He’d done this more times than any Madonna or Eminem will most likely ever do. I thought, in comparing his achievements to those in the coming broadcast, if any of those artists even held a candle to this man in terms of talent, or whatever measure of judgment I could think up. To my reckoning, it was B.B. King who deserved the prime time lights and celebration. Yet, he was there, in the pre-broadcast, stuck with the likes of aspiring artists and hundreds of also-rans like myself who wrestled with conflicting feelings of admiration and disappointment. Despite any indignity or slight I might have imagined he could have rightly experienced, he seemed secure in his own skin. He accepted his award with dignity and honor, behaving very much as the man one hopes he would be–soulful, humble and the embodiment of an extraordinary artist who has revealed life through music.
He accepted his award with a quiet pride Kanye West could hardly dream of. He was applauded and deeply appreciated by all, but his reception would be nothing like the coming spectacle. He was unhurried, humble and yet grateful. His speech, though unremarkable in terms of being quotable, gave me a glimpse into a talented man who was more servant than an entrepreneur. His presence and his contributions, though world-changing, are astonishing not merely because of his talent, but because of the humility and earnestness at which he embraced the journey he was called to. For whatever achievements he might be credited, his life seemed to be the act of living the experience rather than accomplishing some sort of musical world domination.
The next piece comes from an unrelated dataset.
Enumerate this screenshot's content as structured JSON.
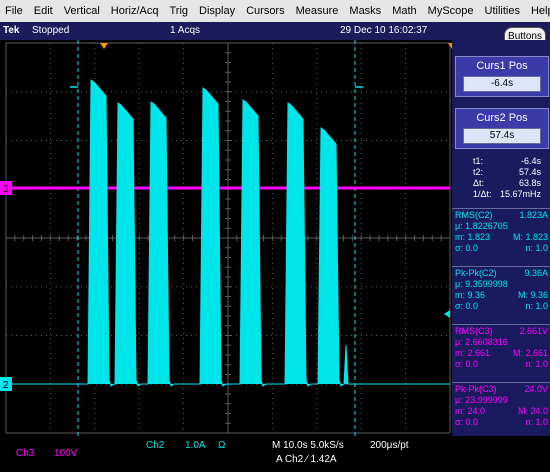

Throughout all of my Grammy experience, I was left feeling shaken. If the award couldn’t be the measure of talent or if recognition isn’t the mark of success, what then was I after? What was the point of my playing, creating or any career ambition knowing that even B.B. King, in all his greatness, is still just a man, who, at best, on occasion was thanked for his work?
I find myself, many years later, reminded, thanks to B.B., that it’s not the awards that I should aspire to, but rather prepare myself for a life of gratitude. The pursuit of any of our callings and the willingness to share our unique gifts with the world will never be fully satisfied by a trophy or a spotlight, but, perhaps upon occasion make for legendary moments all the same. If we are ever lucky enough to find our passions and be safely surrendered to them, may we all be so blessed by recognizing what a gift it is to know that we have received it. What B.B. taught me is that it is not so much talent that lifts us up, but rather it is the story of our “inner man” and character that ultimately defines us.
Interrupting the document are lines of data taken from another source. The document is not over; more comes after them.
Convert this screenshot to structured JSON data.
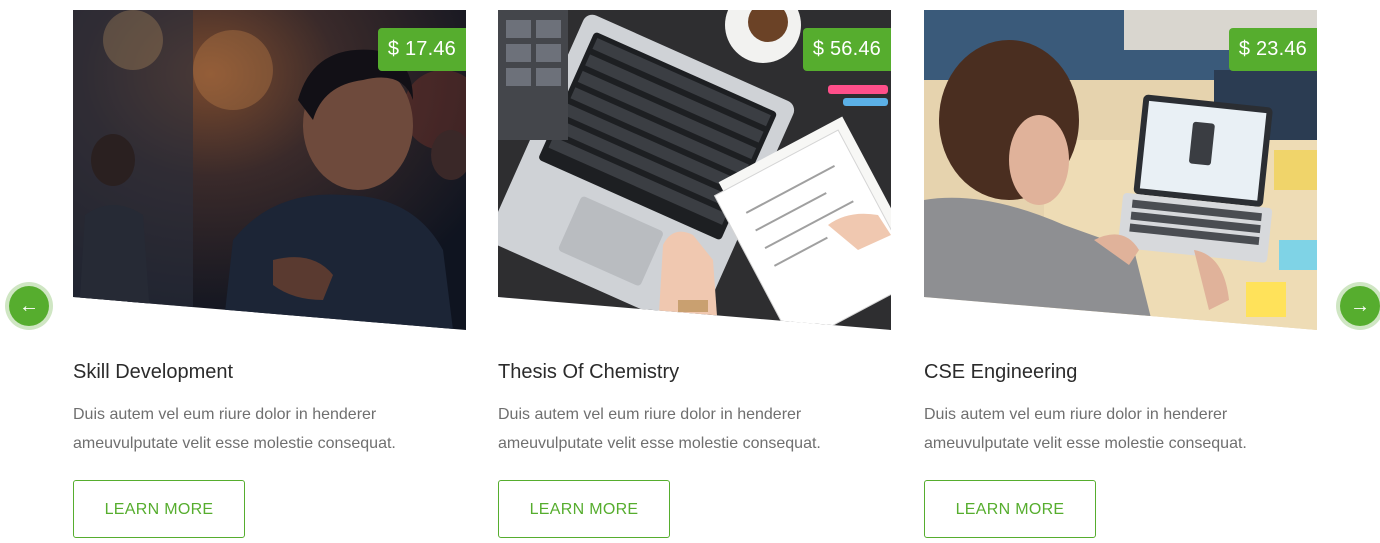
{
  "carousel": {
    "prev_icon": "arrow-left-icon",
    "next_icon": "arrow-right-icon",
    "prev_glyph": "←",
    "next_glyph": "→",
    "accent_color": "#56ad2e"
  },
  "courses": [
    {
      "price": "$ 17.46",
      "title": "Skill Development",
      "description": "Duis autem vel eum riure dolor in henderer ameuvulputate velit esse molestie consequat.",
      "button_label": "LEARN MORE"
    },
    {
      "price": "$ 56.46",
      "title": "Thesis Of Chemistry",
      "description": "Duis autem vel eum riure dolor in henderer ameuvulputate velit esse molestie consequat.",
      "button_label": "LEARN MORE"
    },
    {
      "price": "$ 23.46",
      "title": "CSE Engineering",
      "description": "Duis autem vel eum riure dolor in henderer ameuvulputate velit esse molestie consequat.",
      "button_label": "LEARN MORE"
    }
  ]
}
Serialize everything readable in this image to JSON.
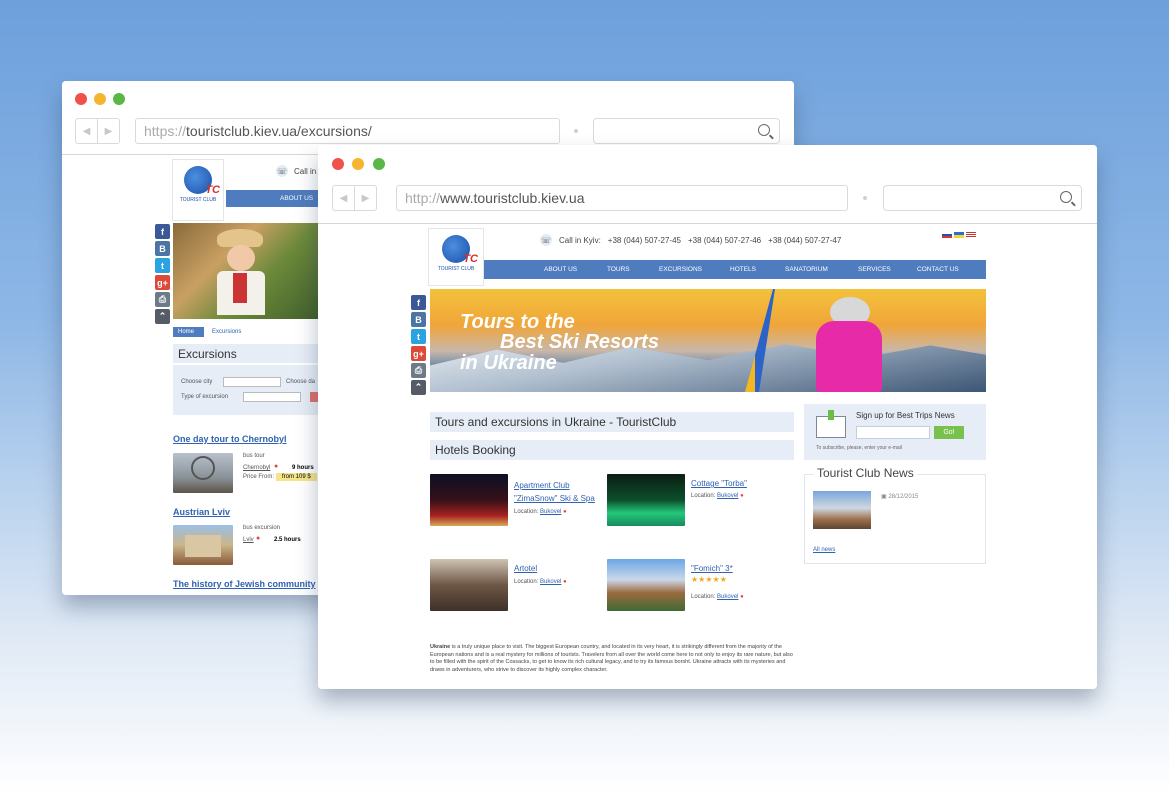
{
  "back_window": {
    "url_proto": "https://",
    "url_rest": "touristclub.kiev.ua/excursions/",
    "logo_text": "TOURIST CLUB",
    "call_label": "Call in",
    "menu": [
      "ABOUT US"
    ],
    "breadcrumb": {
      "home": "Home",
      "current": "Excursions"
    },
    "page_title": "Excursions",
    "filters": {
      "city_label": "Choose city",
      "date_label": "Choose da",
      "type_label": "Type of excursion"
    },
    "tours": [
      {
        "title": "One day tour to Chernobyl",
        "kind": "bus tour",
        "city": "Chernobyl",
        "duration": "9 hours",
        "price_label": "Price From:",
        "price": "from 109 $"
      },
      {
        "title": "Austrian Lviv",
        "kind": "bus excursion",
        "city": "Lviv",
        "duration": "2.5 hours"
      },
      {
        "title": "The history of Jewish community"
      }
    ]
  },
  "front_window": {
    "url_proto": "http://",
    "url_rest": "www.touristclub.kiev.ua",
    "logo_text": "TOURIST CLUB",
    "call_label": "Call in Kyiv:",
    "phones": [
      "+38 (044) 507-27-45",
      "+38 (044) 507-27-46",
      "+38 (044) 507-27-47"
    ],
    "menu": [
      "ABOUT US",
      "TOURS",
      "EXCURSIONS",
      "HOTELS",
      "SANATORIUM",
      "SERVICES",
      "CONTACT US"
    ],
    "banner": {
      "line1": "Tours to the",
      "line2": "Best Ski Resorts",
      "line3": "in Ukraine"
    },
    "section_title": "Tours and excursions in Ukraine - TouristClub",
    "hotels_title": "Hotels Booking",
    "hotels": [
      {
        "name": "Apartment Club \"ZimaSnow\" Ski & Spa",
        "location_label": "Location:",
        "location": "Bukovel"
      },
      {
        "name": "Cottage \"Torba\"",
        "location_label": "Location:",
        "location": "Bukovel"
      },
      {
        "name": "Artotel",
        "location_label": "Location:",
        "location": "Bukovel"
      },
      {
        "name": "\"Fomich\" 3*",
        "stars": "★★★★★",
        "location_label": "Location:",
        "location": "Bukovel"
      }
    ],
    "newsletter": {
      "title": "Sign up for Best Trips News",
      "button": "Go!",
      "hint": "To subscribe, please, enter your e-mail"
    },
    "news": {
      "title": "Tourist Club News",
      "date": "28/12/2015",
      "all": "All news"
    },
    "about": {
      "lead": "Ukraine",
      "text": " is a truly unique place to visit. The biggest European country, and located in its very heart, it is strikingly different from the majority of the European nations and is a real mystery for millions of tourists. Travelers from all over the world come here to not only to enjoy its rare nature, but also to be filled with the spirit of the Cossacks, to get to know its rich cultural legacy, and to try its famous borsht. Ukraine attracts with its mysteries and draws in adventurers, who strive to discover its highly complex character."
    }
  },
  "colors": {
    "menu": "#4f7cbf",
    "link": "#2f62b0",
    "heading_bg": "#e6edf6",
    "dot_red": "#f0524a",
    "dot_yellow": "#f5b52e",
    "dot_green": "#5ab746"
  }
}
Thank you B.B. It’s not a Grammy, but sincerely, thank you for showing up that weird day and encouraging me from so far away. Thank you for having lived an example of what I hope at the end of my days will be: having pursued my own calling with abandon, honor and excellence.